===== Exercise input =====

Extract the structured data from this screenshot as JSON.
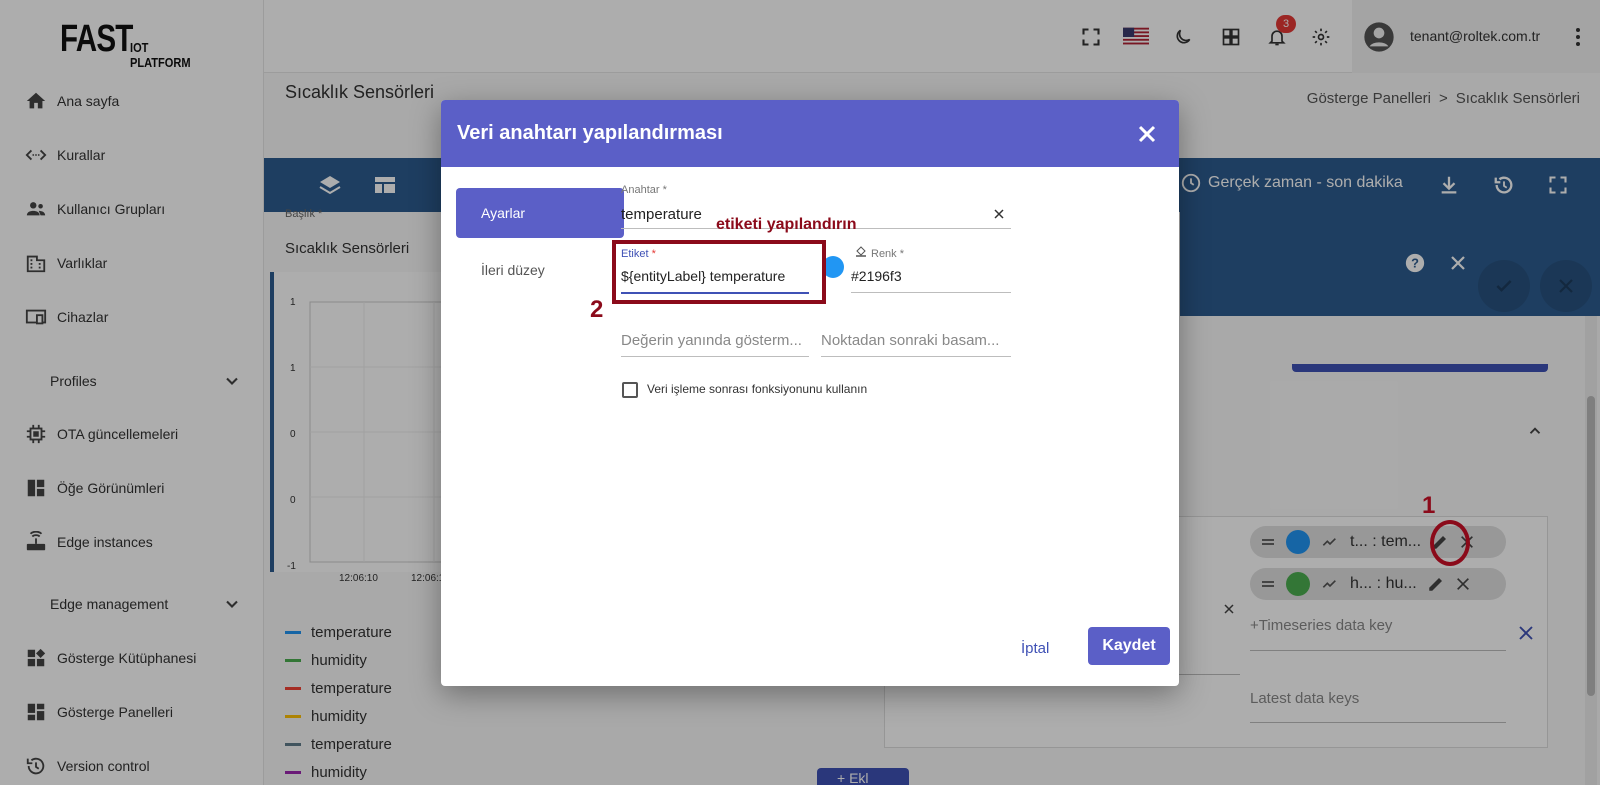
{
  "logo": {
    "big": "FAST",
    "small": "IOT PLATFORM"
  },
  "sidebar": {
    "items": [
      {
        "label": "Ana sayfa"
      },
      {
        "label": "Kurallar"
      },
      {
        "label": "Kullanıcı Grupları"
      },
      {
        "label": "Varlıklar"
      },
      {
        "label": "Cihazlar"
      },
      {
        "label": "Profiles"
      },
      {
        "label": "OTA güncellemeleri"
      },
      {
        "label": "Öğe Görünümleri"
      },
      {
        "label": "Edge instances"
      },
      {
        "label": "Edge management"
      },
      {
        "label": "Gösterge Kütüphanesi"
      },
      {
        "label": "Gösterge Panelleri"
      },
      {
        "label": "Version control"
      }
    ]
  },
  "topbar": {
    "notification_count": "3",
    "user_email": "tenant@roltek.com.tr"
  },
  "page": {
    "title": "Sıcaklık Sensörleri",
    "breadcrumb": [
      "Gösterge Panelleri",
      ">",
      "Sıcaklık Sensörleri"
    ]
  },
  "toolbar": {
    "realtime_label": "Gerçek zaman - son dakika"
  },
  "widget": {
    "title_label": "Başlık *",
    "title_value": "Sıcaklık Sensörleri",
    "y_ticks": [
      "1",
      "1",
      "0",
      "0",
      "-1"
    ],
    "x_ticks": [
      "12:06:10",
      "12:06:1"
    ],
    "legend": [
      {
        "label": "temperature",
        "color": "#2196f3"
      },
      {
        "label": "humidity",
        "color": "#4caf50"
      },
      {
        "label": "temperature",
        "color": "#f44336"
      },
      {
        "label": "humidity",
        "color": "#ffc107"
      },
      {
        "label": "temperature",
        "color": "#607d8b"
      },
      {
        "label": "humidity",
        "color": "#9c27b0"
      }
    ],
    "chips": [
      {
        "text": "t... : tem...",
        "color": "#2196f3"
      },
      {
        "text": "h... : hu...",
        "color": "#4caf50"
      }
    ],
    "timeseries_placeholder": "+Timeseries data key",
    "latest_placeholder": "Latest data keys",
    "bottom_btn": "+ Ekl"
  },
  "dialog": {
    "title": "Veri anahtarı yapılandırması",
    "tabs": [
      "Ayarlar",
      "İleri düzey"
    ],
    "key_label": "Anahtar *",
    "key_value": "temperature",
    "label_label": "Etiket",
    "label_required": "*",
    "label_value": "${entityLabel} temperature",
    "color_label": "Renk *",
    "color_value": "#2196f3",
    "units_placeholder": "Değerin yanında gösterm...",
    "decimals_placeholder": "Noktadan sonraki basam...",
    "postprocess_label": "Veri işleme sonrası fonksiyonunu kullanın",
    "cancel": "İptal",
    "save": "Kaydet"
  },
  "annotations": {
    "hint": "etiketi yapılandırın",
    "step1": "1",
    "step2": "2"
  },
  "colors": {
    "accent": "#5b5fc7",
    "toolbar": "#2d5c8f",
    "annotation": "#8b0a1a"
  }
}
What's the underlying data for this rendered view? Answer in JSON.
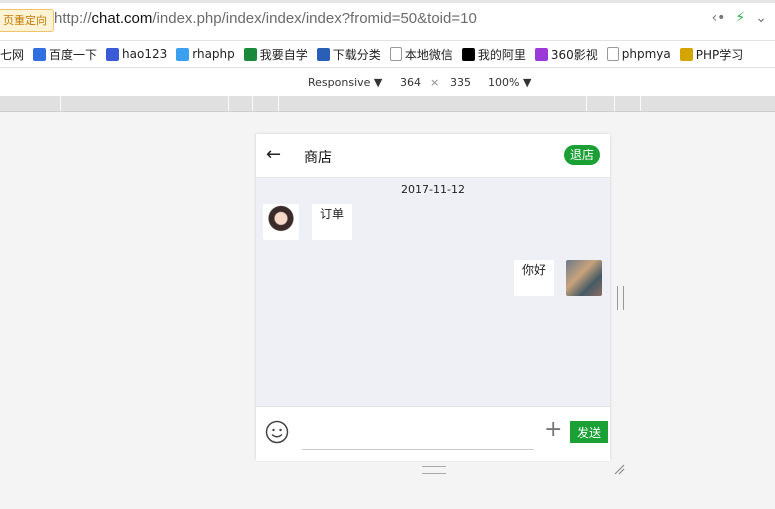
{
  "browser": {
    "redirect_badge": "页重定向",
    "url_prefix": "http://",
    "url_host": "chat.com",
    "url_path": "/index.php/index/index/index?fromid=50&toid=10",
    "share_icon": "share-icon",
    "bolt_icon": "lightning-icon",
    "chevron_icon": "chevron-down-icon"
  },
  "bookmarks": [
    {
      "label": "七网",
      "icon": "globe-icon",
      "color": "#e74c3c"
    },
    {
      "label": "百度一下",
      "icon": "baidu-paw-icon",
      "color": "#2f6fe0"
    },
    {
      "label": "hao123",
      "icon": "hao123-icon",
      "color": "#3b5bd6"
    },
    {
      "label": "rhaphp",
      "icon": "rhaphp-icon",
      "color": "#3ba0f0"
    },
    {
      "label": "我要自学",
      "icon": "zixue-icon",
      "color": "#1a8a3a"
    },
    {
      "label": "下载分类",
      "icon": "folder-icon",
      "color": "#2a5fb8"
    },
    {
      "label": "本地微信",
      "icon": "page-icon",
      "color": "#ffffff"
    },
    {
      "label": "我的阿里",
      "icon": "penguin-icon",
      "color": "#000000"
    },
    {
      "label": "360影视",
      "icon": "360-icon",
      "color": "#9b3ad6"
    },
    {
      "label": "phpmya",
      "icon": "page-icon",
      "color": "#ffffff"
    },
    {
      "label": "PHP学习",
      "icon": "php-icon",
      "color": "#d4a400"
    }
  ],
  "devtools": {
    "mode": "Responsive ▼",
    "width": "364",
    "times": "×",
    "height": "335",
    "zoom": "100% ▼"
  },
  "chat": {
    "back_icon": "arrow-left-icon",
    "title": "商店",
    "leave_label": "退店",
    "date": "2017-11-12",
    "messages": [
      {
        "side": "left",
        "text": "订单"
      },
      {
        "side": "right",
        "text": "你好"
      }
    ],
    "input_placeholder": "",
    "send_label": "发送",
    "emoji_icon": "smiley-icon",
    "plus_icon": "plus-icon"
  },
  "colors": {
    "accent": "#1aa035",
    "chat_bg": "#eef0f5"
  }
}
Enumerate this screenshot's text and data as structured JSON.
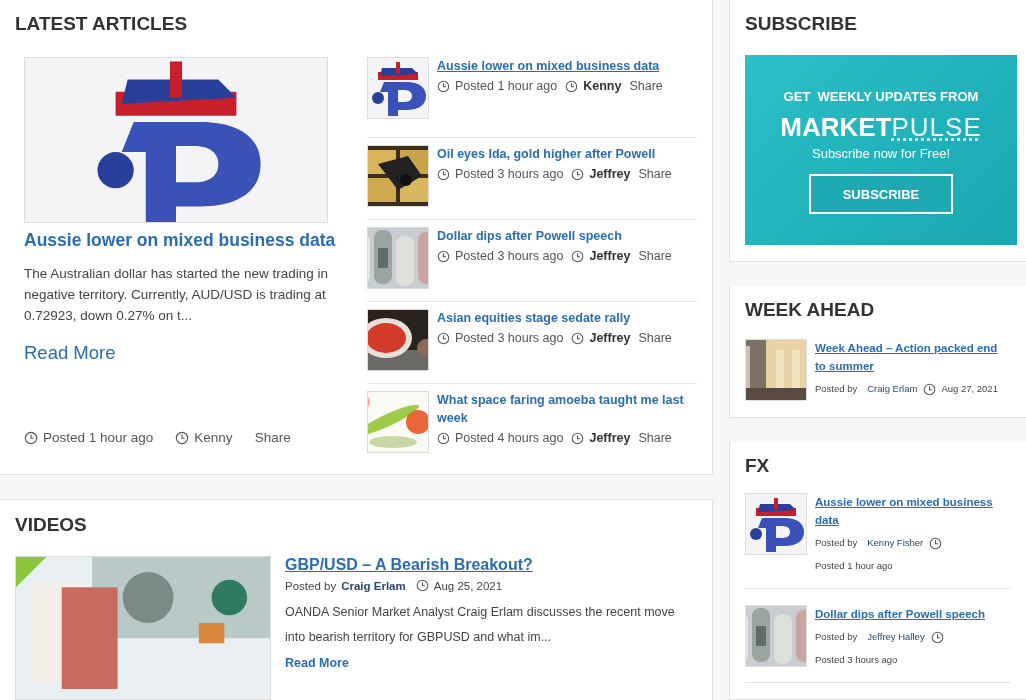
{
  "latest": {
    "title": "LATEST ARTICLES",
    "featured": {
      "title": "Aussie lower on mixed business data",
      "excerpt": "The Australian dollar has started the new trading in negative territory. Currently, AUD/USD is trading at 0.72923, down 0.27% on t...",
      "read_more": "Read More",
      "posted": "Posted 1 hour ago",
      "author": "Kenny",
      "share": "Share"
    },
    "list": [
      {
        "title": "Aussie lower on mixed business data",
        "hovered": true,
        "posted": "Posted 1 hour ago",
        "author": "Kenny",
        "share": "Share"
      },
      {
        "title": "Oil eyes Ida, gold higher after Powell",
        "hovered": false,
        "posted": "Posted 3 hours ago",
        "author": "Jeffrey",
        "share": "Share"
      },
      {
        "title": "Dollar dips after Powell speech",
        "hovered": false,
        "posted": "Posted 3 hours ago",
        "author": "Jeffrey",
        "share": "Share"
      },
      {
        "title": "Asian equities stage sedate rally",
        "hovered": false,
        "posted": "Posted 3 hours ago",
        "author": "Jeffrey",
        "share": "Share"
      },
      {
        "title": "What space faring amoeba taught me last week",
        "hovered": false,
        "posted": "Posted 4 hours ago",
        "author": "Jeffrey",
        "share": "Share"
      }
    ]
  },
  "videos": {
    "title": "VIDEOS",
    "item": {
      "title": "GBP/USD – A Bearish Breakout?",
      "posted_by": "Posted by",
      "author": "Craig Erlam",
      "date": "Aug 25, 2021",
      "description": "OANDA Senior Market Analyst Craig Erlam discusses the recent move into bearish territory for GBPUSD and what im...",
      "read_more": "Read More"
    }
  },
  "subscribe": {
    "title": "SUBSCRIBE",
    "headline": "GET  WEEKLY UPDATES FROM",
    "brand_bold": "MARKET",
    "brand_dotted": "PULSE",
    "tagline": "Subscribe now for Free!",
    "button": "SUBSCRIBE"
  },
  "week_ahead": {
    "title": "WEEK AHEAD",
    "items": [
      {
        "title": "Week Ahead – Action packed end to summer",
        "posted_by": "Posted by",
        "author": "Craig Erlam",
        "time": "Aug 27, 2021"
      }
    ]
  },
  "fx": {
    "title": "FX",
    "items": [
      {
        "title": "Aussie lower on mixed business data",
        "posted_by": "Posted by",
        "author": "Kenny Fisher",
        "time": "Posted 1 hour ago"
      },
      {
        "title": "Dollar dips after Powell speech",
        "posted_by": "Posted by",
        "author": "Jeffrey Halley",
        "time": "Posted 3 hours ago"
      }
    ]
  }
}
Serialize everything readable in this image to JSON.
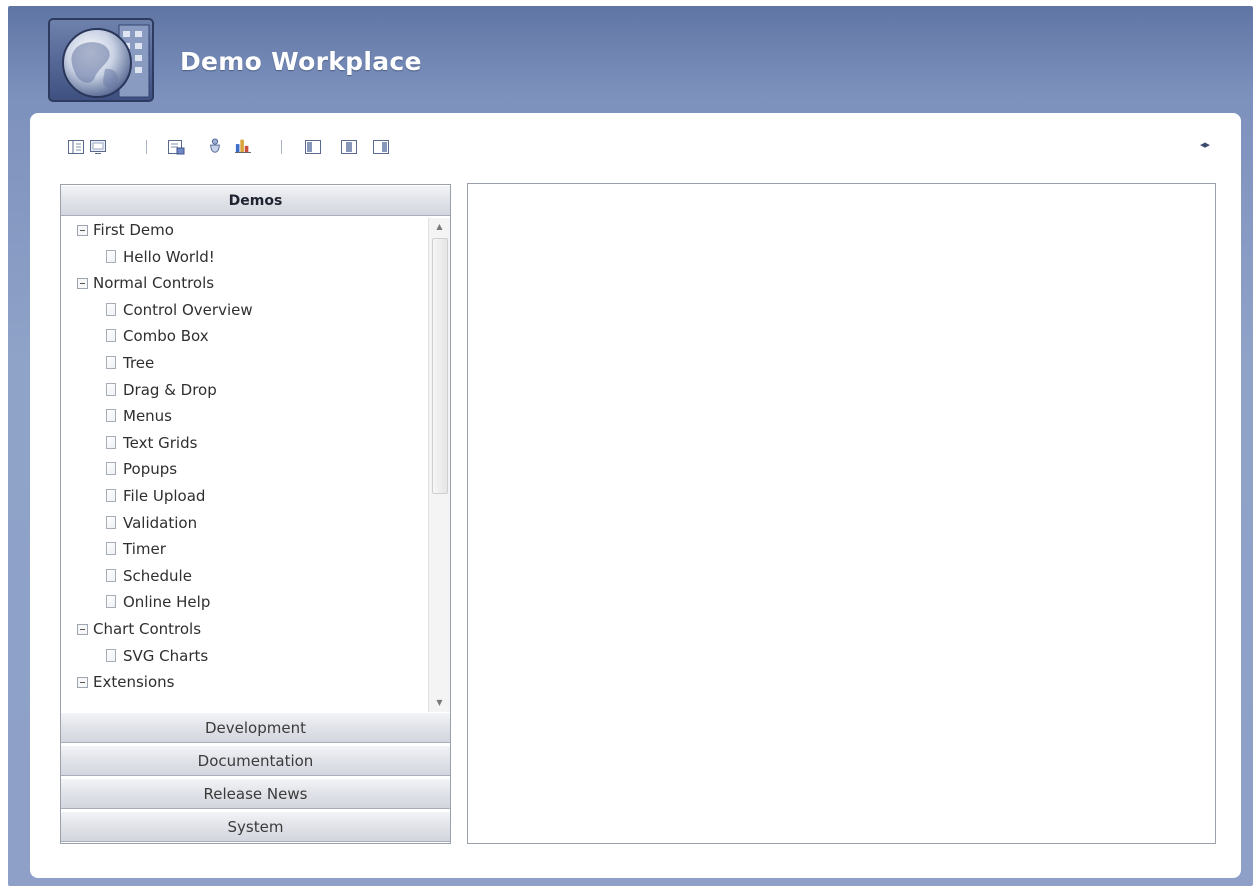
{
  "app": {
    "title": "Demo Workplace",
    "logo_icon": "globe-window-logo-icon"
  },
  "toolbar": {
    "group1": [
      {
        "icon": "outline-view-icon"
      },
      {
        "icon": "monitor-view-icon"
      }
    ],
    "group2": [
      {
        "icon": "document-edit-icon"
      },
      {
        "icon": "shield-icon"
      },
      {
        "icon": "bar-chart-icon"
      }
    ],
    "group3": [
      {
        "icon": "layout-left-icon"
      },
      {
        "icon": "layout-center-icon"
      },
      {
        "icon": "layout-right-icon"
      }
    ],
    "collapse_icon": "collapse-arrows-icon",
    "collapse_glyph": "◂▸"
  },
  "navigation": {
    "active_section": "Demos",
    "tree": [
      {
        "label": "First Demo",
        "type": "folder",
        "expanded": true
      },
      {
        "label": "Hello World!",
        "type": "document"
      },
      {
        "label": "Normal Controls",
        "type": "folder",
        "expanded": true
      },
      {
        "label": "Control Overview",
        "type": "document"
      },
      {
        "label": "Combo Box",
        "type": "document"
      },
      {
        "label": "Tree",
        "type": "document"
      },
      {
        "label": "Drag & Drop",
        "type": "document"
      },
      {
        "label": "Menus",
        "type": "document"
      },
      {
        "label": "Text Grids",
        "type": "document"
      },
      {
        "label": "Popups",
        "type": "document"
      },
      {
        "label": "File Upload",
        "type": "document"
      },
      {
        "label": "Validation",
        "type": "document"
      },
      {
        "label": "Timer",
        "type": "document"
      },
      {
        "label": "Schedule",
        "type": "document"
      },
      {
        "label": "Online Help",
        "type": "document"
      },
      {
        "label": "Chart Controls",
        "type": "folder",
        "expanded": true
      },
      {
        "label": "SVG Charts",
        "type": "document"
      },
      {
        "label": "Extensions",
        "type": "folder",
        "expanded": true
      }
    ],
    "scroll_up_glyph": "▲",
    "scroll_down_glyph": "▼",
    "sections": [
      {
        "label": "Development"
      },
      {
        "label": "Documentation"
      },
      {
        "label": "Release News"
      },
      {
        "label": "System"
      }
    ]
  },
  "colors": {
    "header_gradient_top": "#5f75a3",
    "header_gradient_bottom": "#8ea0c7",
    "panel_background": "#ffffff",
    "border": "#9aa1ad"
  }
}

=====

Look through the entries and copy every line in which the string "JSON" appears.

> **Result for this task**:
Extract the structured data from this screenshot as JSON.
What's the underlying data for this rendered view? Answer in JSON.
Enumerate this screenshot's text and data as structured JSON.
Serialize everything readable in this image to JSON.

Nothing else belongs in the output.